- Visiting the Toronto Cubes, Ontario and the Rotterdam Cubes, The Netherlands: intriguing, innovative
Having seen these structures in both cities, I can fairly say that these are some of the most conspicuously individualistic residences to have been built in the cities of Toronto, Ontario and Rotterdam, The Netherlands, respectively. Based on the...
- Visiting Old City Hall, Toronto, Ontario: imposing Romanesque Revival building by E. J. Lennox
Situated at Queen Street West and Bay Street, the Old City Hall, Toronto, Ontario, was completed in 1899 to an 1887 design by architect E. J. Lennox (1854-1933) (1). The building served as Toronto's municipal headquarters until 1965; hence the...
More by this Author
- 0Visiting Lougheed House, Calgary, Alberta: a National Historic Site of Canada, this sandstone mansion dates from 1891
Lougheed House, Calgary, has been a real witness to the history of Alberta. Associated with a dynasty of Provincial leaders, its 19th century sandstone walls have harboured many distinguished visitors
- 0Visiting an unusual church building on St. Clair Avenue, Toronto, Ontario: memorializing a business figure
Timothy Eaton Memorial Church stands monumentally in the Toronto suburb of Forest Hill, on St. Clair Avenue. Not dedicated to any religious figure, its name instead recalls a business personality.
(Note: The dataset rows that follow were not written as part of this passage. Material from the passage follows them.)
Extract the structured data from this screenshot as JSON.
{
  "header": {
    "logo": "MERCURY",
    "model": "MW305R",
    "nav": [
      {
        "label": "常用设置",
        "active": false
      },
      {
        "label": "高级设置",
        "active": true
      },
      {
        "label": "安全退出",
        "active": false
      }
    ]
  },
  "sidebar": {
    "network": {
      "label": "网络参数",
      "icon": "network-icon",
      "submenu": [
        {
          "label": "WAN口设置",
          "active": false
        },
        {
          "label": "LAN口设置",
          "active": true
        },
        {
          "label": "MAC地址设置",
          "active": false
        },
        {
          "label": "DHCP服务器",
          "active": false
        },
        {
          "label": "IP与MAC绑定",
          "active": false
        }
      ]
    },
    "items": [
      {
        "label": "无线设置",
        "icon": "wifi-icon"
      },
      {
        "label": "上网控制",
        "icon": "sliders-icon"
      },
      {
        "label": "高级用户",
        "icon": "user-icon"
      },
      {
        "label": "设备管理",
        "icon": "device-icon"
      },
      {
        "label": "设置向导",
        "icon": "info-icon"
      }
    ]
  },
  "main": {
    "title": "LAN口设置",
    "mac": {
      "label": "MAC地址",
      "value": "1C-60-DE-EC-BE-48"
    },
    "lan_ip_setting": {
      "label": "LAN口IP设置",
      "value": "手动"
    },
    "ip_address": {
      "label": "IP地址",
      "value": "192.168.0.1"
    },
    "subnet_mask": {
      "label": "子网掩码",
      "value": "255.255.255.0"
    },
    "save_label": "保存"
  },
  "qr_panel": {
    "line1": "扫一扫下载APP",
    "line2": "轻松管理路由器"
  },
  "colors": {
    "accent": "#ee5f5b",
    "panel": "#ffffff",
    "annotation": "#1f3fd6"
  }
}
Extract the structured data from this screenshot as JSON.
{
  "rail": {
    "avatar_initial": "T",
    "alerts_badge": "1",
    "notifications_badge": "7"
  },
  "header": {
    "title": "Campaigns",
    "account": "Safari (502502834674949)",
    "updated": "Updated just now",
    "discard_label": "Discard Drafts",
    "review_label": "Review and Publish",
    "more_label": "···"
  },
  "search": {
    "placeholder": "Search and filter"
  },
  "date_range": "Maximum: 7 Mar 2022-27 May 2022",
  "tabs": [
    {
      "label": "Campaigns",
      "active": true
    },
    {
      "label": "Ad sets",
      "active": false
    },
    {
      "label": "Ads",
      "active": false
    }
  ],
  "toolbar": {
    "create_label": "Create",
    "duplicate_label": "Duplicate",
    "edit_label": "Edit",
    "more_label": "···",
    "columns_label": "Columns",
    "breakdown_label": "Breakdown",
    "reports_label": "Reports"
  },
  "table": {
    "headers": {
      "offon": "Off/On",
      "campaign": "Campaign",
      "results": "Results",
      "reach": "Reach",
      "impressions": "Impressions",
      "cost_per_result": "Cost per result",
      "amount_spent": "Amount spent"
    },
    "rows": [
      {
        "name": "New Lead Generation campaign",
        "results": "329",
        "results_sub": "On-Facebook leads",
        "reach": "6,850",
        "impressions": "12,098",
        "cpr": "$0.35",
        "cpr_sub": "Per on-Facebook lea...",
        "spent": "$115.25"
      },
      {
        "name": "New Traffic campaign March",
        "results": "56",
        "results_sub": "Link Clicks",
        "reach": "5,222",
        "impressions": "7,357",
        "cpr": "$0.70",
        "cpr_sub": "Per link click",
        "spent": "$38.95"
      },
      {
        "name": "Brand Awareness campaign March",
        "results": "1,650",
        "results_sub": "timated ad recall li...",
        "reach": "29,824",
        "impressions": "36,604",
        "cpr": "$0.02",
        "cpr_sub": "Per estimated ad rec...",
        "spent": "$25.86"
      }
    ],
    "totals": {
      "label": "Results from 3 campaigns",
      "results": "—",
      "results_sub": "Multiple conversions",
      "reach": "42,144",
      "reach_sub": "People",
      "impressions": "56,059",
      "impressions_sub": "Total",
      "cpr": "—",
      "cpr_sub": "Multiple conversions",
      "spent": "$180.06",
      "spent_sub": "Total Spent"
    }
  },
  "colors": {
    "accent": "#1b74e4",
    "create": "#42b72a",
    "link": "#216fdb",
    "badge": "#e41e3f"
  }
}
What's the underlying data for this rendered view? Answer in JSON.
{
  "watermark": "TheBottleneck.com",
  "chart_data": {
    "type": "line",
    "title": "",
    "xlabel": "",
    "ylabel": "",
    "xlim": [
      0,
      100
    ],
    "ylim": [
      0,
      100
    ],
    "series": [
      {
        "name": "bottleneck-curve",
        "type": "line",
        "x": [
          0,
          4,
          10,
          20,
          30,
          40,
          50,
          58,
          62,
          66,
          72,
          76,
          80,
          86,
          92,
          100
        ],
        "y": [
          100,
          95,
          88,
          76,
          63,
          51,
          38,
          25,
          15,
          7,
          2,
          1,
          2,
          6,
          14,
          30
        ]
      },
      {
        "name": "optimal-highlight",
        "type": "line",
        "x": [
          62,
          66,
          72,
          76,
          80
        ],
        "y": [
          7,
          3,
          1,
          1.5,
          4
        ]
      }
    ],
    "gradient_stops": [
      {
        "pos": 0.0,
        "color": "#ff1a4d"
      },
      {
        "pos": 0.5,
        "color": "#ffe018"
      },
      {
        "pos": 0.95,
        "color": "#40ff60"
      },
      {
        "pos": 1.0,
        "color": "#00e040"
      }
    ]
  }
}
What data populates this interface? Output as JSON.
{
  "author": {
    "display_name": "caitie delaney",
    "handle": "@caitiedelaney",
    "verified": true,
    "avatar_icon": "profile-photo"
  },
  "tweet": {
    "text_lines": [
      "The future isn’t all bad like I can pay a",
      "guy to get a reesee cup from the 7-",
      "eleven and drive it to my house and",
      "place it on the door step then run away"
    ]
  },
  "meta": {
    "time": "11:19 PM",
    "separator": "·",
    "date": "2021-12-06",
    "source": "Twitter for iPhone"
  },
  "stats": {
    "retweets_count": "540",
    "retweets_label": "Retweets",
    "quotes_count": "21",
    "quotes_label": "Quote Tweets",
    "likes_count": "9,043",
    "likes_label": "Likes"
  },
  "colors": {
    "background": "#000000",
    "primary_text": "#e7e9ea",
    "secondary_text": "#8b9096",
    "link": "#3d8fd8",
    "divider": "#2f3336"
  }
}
In the centre of the village, a stone monument bears a plaque inscribed: 'BERGHOLZ GERMAN LUTHERAN SETTLEMENT FOUNDED OCT. 12 1843'. And German Americans, mainly Lutheran, have been there ever since. The monument...
No comments yet.